HClO4, the acid.

Oxidized nitrogen. Phosphorus(<V) is readily oxidized to H3PO4 by HNO2,
HNO3, aqua regia, or other moderately strong oxidants. For determination this
may be followed by precipitation and weighing as (NH4)3[PMo12O40] or
Mg2[P2O7].
  Nitric acid transposes or dissolves all phosphates but that of SnIV.

Fluorine species. Concentrated H3PO4 reacts reversibly with HF:

                         H3PO4 + HF ⇆ H2PO3F + H2O

15.2.3 Reagents Derived from the 3rd-to-5th-Period
       Non-Metals, Silicon through Xenon
Phosphorus species. All phosphates are soluble in H3PO4 except those of Hg, Sn,
Pb and Bi. Incidentally, excess H3PO4 may be used to completely remove all
NO3–, SO42– or Cl– by volatilization as the acid (SO42– as SO3) upon evaporation
and heating on a sand bath.
   Nearly all diphosphates (“pyrophosphates”), but not Ag4[P2O7], dissolve in ex-
cess [P2O7]4– (distinction from orthophosphates), and then fail to show many of
the ordinary reactions of their metal ions.

Arsenic species. Phosphinic acid, HPH2O2, reduces arsenites and arsenates to As
in HCl solution.

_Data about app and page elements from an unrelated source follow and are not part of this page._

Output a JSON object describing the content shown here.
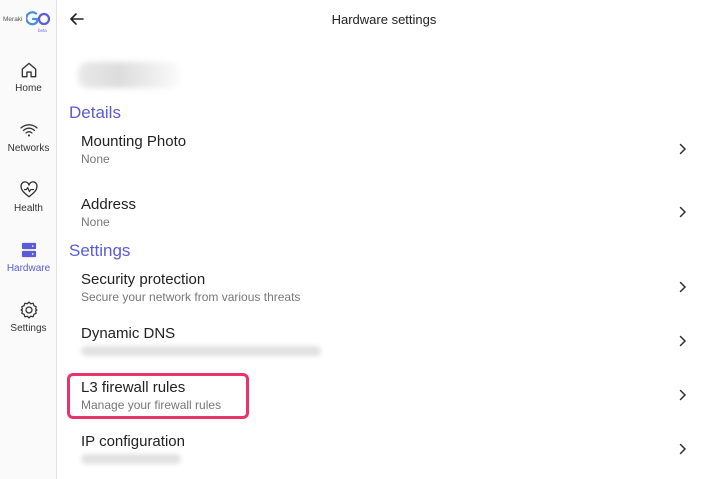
{
  "brand": {
    "name": "Meraki",
    "product_mark": "GO",
    "badge": "beta",
    "accent_color": "#5b5bd6",
    "highlight_color": "#e8336b"
  },
  "sidebar": {
    "items": [
      {
        "label": "Home",
        "icon": "home-icon",
        "active": false
      },
      {
        "label": "Networks",
        "icon": "wifi-icon",
        "active": false
      },
      {
        "label": "Health",
        "icon": "health-icon",
        "active": false
      },
      {
        "label": "Hardware",
        "icon": "hardware-icon",
        "active": true
      },
      {
        "label": "Settings",
        "icon": "gear-icon",
        "active": false
      }
    ]
  },
  "header": {
    "title": "Hardware settings",
    "back_icon": "arrow-left-icon"
  },
  "details": {
    "section_title": "Details",
    "rows": [
      {
        "title": "Mounting Photo",
        "subtitle": "None"
      },
      {
        "title": "Address",
        "subtitle": "None"
      }
    ]
  },
  "settings": {
    "section_title": "Settings",
    "rows": [
      {
        "title": "Security protection",
        "subtitle": "Secure your network from various threats"
      },
      {
        "title": "Dynamic DNS",
        "subtitle": ""
      },
      {
        "title": "L3 firewall rules",
        "subtitle": "Manage your firewall rules",
        "highlighted": true
      },
      {
        "title": "IP configuration",
        "subtitle": ""
      }
    ]
  }
}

Reduced chalcogens. Phosphoric acid, being a very weak oxidant, is not reduced
by any of the reducing acids. The phosphates of metals forming acid-insoluble
sulfides are transposed by H2S; alkali sulfides transpose these and many other
phosphates. The metal sulfide remains as a precipitate except with Cr or Al, which
form hydroxides. Phosphoric acid or a phosphate will be found in the solution.
380   15 Nitrogen through Bismuth, the Pentels


  Treating Pb2[P2O7] with H2S has been one route to H4[P2O7]:

                       Pb2[P2O7] + 2 H2S → H4[P2O7] + 2 PbS↓

Oxidized chalcogens. Aqueous SO2 transposes the phosphates of Mg, Ca, Sr, Ba,
Mn, Ag and Pb to sulfites.
   Phosphinic acid (HPH2O2) and SO2 or H2SO4, also phosphorus with concentrat-
ed H2SO4, form H2PHO3, H3PO4, S and H2S or SO2, depending on conditions.
   Phosphonic acid and hot concentrated H2SO4 yield H3PO4 and SO2.
   Sulfuric acid transposes all phosphates to sulfates and dissolves most.
   Heating pulverized phosphate rock with H2SO4 gives impure H3PO4:

                     Ca3(PO4)2 + 3 H2SO4 → 2 H3PO4 + 3 CaSO4↓

   Similarly, “superphosphate”, Ca(H2PO4)2 plus gypsum, CaSO4.2H2O, used as
a fertilizer, may be made by treating ground phosphate rock with 7-M (50 %) sul-
furic acid. Substituting H3PO4 for H2SO4 produces the “double” or “triple super-
phosphate”:

                      Ca3(PO4)2 + 2 H3O+ + 2 HSO4– + 2 H2O →

                             Ca(H2PO4)2↓ + 2 CaSO4 ⋅ 2H2O↓

  Treating Ba2[P2O7] with H2SO4 has been one route to H4[P2O7]:

        Ba2[P2O7] + 2 H3O+ + 2 HSO4– → H4[P2O7] + 2 BaSO4↓ + 2 H2O

Reduced halogens. Phosphane forms phosphonium salts with HBr or HI, but the
chloride is obtained only under high pressure:

                                    PH3 + HI → PH4I

  The acids HCl, HBr and HI transpose all phosphates to halides, and dissolve
most of them.

Elemental and oxidized halogens. Aqueous Cl2, Br2 or I2 oxidize P4 or HPH2O2:
                 1
                  /4 P4 + 5/2 Cl2 + 9 H2O → H3PO4 + 5 H3O+ + 5 Cl–

  Hypophosphoric acid, H4[P2O6], is not oxidized by dilute ClO–.